What to work on> Within the records below, how many lines hold the string "Location"? State that number and nothing else.

** Opening Extracted data block **

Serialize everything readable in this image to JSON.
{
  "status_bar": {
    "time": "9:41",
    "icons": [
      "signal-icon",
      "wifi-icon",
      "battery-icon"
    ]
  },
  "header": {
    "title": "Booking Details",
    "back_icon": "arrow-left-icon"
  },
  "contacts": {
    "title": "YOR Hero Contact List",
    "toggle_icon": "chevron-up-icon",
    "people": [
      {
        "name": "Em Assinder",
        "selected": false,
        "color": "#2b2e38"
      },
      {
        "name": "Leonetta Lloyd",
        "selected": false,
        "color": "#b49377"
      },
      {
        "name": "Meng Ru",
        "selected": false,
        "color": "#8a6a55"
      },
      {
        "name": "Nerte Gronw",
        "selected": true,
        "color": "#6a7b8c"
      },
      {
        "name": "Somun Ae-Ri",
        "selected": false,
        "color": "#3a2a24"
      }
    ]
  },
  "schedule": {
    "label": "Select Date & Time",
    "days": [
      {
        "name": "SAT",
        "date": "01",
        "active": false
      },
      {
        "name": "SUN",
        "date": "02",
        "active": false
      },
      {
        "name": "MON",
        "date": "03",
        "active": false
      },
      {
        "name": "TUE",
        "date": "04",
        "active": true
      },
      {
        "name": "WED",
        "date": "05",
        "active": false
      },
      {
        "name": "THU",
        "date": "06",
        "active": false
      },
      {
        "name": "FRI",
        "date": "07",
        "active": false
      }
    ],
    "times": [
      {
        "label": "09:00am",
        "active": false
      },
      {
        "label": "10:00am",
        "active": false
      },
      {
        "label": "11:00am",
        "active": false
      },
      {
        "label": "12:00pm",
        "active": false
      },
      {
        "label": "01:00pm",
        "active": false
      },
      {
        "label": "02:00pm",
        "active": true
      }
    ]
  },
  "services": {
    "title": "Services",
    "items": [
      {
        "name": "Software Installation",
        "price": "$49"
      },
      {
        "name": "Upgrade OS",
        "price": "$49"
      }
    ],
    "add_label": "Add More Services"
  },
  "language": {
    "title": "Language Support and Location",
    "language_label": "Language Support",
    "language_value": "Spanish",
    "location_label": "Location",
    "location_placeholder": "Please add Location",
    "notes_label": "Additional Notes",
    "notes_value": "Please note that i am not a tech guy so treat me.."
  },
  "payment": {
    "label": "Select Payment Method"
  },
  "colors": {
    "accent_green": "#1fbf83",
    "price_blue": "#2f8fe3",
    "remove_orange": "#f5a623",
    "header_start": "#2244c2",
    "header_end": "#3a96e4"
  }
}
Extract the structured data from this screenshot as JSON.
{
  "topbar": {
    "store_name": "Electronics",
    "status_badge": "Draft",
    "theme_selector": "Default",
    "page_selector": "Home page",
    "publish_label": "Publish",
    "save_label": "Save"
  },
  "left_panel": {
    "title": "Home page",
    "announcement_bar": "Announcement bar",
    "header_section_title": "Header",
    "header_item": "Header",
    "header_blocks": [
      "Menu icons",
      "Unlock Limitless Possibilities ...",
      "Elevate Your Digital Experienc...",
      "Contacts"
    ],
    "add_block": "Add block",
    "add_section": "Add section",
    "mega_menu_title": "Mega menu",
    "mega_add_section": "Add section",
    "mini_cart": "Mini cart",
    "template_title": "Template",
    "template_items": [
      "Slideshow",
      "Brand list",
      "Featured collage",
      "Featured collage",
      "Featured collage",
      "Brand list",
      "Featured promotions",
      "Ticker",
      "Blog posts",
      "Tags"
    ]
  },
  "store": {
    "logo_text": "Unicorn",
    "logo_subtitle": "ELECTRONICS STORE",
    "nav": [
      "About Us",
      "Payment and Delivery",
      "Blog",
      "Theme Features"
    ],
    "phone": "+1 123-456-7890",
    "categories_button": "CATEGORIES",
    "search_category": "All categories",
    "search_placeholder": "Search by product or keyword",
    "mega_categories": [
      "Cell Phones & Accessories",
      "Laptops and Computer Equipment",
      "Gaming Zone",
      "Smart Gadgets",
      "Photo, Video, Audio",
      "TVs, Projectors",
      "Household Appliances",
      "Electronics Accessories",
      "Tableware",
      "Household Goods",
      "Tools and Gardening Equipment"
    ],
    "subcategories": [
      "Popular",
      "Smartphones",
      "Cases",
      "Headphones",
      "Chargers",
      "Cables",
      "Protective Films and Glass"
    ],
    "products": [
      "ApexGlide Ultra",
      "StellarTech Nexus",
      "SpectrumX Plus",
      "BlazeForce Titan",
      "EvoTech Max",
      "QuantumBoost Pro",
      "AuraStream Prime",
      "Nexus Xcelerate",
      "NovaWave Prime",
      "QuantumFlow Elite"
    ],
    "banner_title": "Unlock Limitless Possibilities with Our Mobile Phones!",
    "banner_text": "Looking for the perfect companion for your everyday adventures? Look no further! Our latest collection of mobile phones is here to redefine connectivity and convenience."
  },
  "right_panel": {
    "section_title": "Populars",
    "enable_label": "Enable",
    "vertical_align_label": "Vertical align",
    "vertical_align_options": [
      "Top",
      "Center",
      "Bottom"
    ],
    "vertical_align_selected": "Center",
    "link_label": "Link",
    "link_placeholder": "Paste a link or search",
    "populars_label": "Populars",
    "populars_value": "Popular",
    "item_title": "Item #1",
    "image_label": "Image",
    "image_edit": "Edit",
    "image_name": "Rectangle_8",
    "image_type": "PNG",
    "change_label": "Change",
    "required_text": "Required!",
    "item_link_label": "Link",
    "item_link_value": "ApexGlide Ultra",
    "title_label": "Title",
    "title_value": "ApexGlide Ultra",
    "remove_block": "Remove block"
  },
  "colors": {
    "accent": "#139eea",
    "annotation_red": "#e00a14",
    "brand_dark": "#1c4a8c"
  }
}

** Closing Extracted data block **

Solution to this exercise> 3